SpaceX's Dragon capsule has been taking cargo to the International Space Station since 2012, but it's done so lacking the chops to shuttle humans into orbit. The firm's just unveiled the next generation of the spacecraft, dubbed Dragon V2, to remedy that, and it's designed to do much more than carry people. The new craft is reusable, can hold up to seven passengers and is designed to allow for swapping crew space for additional cargo. What's more, the vessel is able to land on solid ground with the accuracy of a helicopter -- as opposed to splashing down at sea -- without parachutes. Using eight SuperDraco thrusters, engines 3D-printed from a superalloy, the Dragon V2 can blast out enough force (16,000 lbf for each engine) to slow itself down for a landing on terra firma.

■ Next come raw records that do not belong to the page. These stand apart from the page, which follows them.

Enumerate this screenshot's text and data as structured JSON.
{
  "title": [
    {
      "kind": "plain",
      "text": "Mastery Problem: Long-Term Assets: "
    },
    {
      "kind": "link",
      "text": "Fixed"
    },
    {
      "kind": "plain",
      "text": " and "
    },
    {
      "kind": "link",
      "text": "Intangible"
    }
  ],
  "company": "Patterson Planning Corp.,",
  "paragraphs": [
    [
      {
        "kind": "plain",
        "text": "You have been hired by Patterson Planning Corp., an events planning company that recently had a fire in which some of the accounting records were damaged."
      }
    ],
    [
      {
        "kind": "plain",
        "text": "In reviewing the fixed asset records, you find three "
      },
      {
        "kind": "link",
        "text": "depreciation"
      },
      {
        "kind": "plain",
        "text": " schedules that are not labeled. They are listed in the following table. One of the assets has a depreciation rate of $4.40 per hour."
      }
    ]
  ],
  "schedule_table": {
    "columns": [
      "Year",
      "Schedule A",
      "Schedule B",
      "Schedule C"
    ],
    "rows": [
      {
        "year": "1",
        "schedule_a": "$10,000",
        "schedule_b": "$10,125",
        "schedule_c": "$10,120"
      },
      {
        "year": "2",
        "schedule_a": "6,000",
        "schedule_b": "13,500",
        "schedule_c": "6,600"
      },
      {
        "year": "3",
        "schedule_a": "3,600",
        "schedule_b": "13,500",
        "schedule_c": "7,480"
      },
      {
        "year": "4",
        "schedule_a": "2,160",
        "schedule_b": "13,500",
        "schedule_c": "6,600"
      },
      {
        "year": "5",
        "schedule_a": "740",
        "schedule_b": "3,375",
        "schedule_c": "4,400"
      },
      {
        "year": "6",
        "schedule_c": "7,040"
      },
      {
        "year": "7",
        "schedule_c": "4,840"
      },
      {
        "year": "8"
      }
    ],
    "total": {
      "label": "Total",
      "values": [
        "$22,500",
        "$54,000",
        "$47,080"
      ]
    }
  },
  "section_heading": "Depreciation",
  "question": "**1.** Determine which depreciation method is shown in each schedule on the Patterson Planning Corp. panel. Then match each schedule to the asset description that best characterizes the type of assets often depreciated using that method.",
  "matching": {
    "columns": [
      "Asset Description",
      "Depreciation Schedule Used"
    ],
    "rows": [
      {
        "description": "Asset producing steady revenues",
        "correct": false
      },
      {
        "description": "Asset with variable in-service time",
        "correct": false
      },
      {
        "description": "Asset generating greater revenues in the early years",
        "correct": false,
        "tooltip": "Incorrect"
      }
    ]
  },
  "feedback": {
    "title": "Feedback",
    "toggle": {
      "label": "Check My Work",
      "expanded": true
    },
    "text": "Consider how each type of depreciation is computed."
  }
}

According to SpaceX CEO Elon Musk, Dragon V2 will make its first voyage with humans by the end of 2016. In the meantime, the capsule and its engines still have to undergo more testing. Once its making regular flights, Musk expects the capsule to endure 10 launches without major refurbishing. When its past that threshold, it's likely that only its heat shield will need servicing. Presumably, once the shield is repaired, the craft can endure another 10 trips before needing another major tune-up.

In the event of an emergency during launch, Dragon V2 can use its SuperDraco engines to abort at any time during its ascent. Typically, that kind of escape option is only available during the first few minutes of flight. When it comes to mishaps while landing, Musk's new vessel can land itself even if two of its thrusters aren't operating. If an engine-driven touchdown is out of the question, the capsule can rely on parachutes to slow it down for an ocean splashdown.

So, how much will a launch for NASA or other customers cost? As low as $20 million. According to Musk, the new Dragon is part of SpaceX's goal to make spaceflight so affordable that there are hundreds -- and eventually thousands -- of craft hurtling towards space every day. If you want a private trip, you'll have to start saving pennies.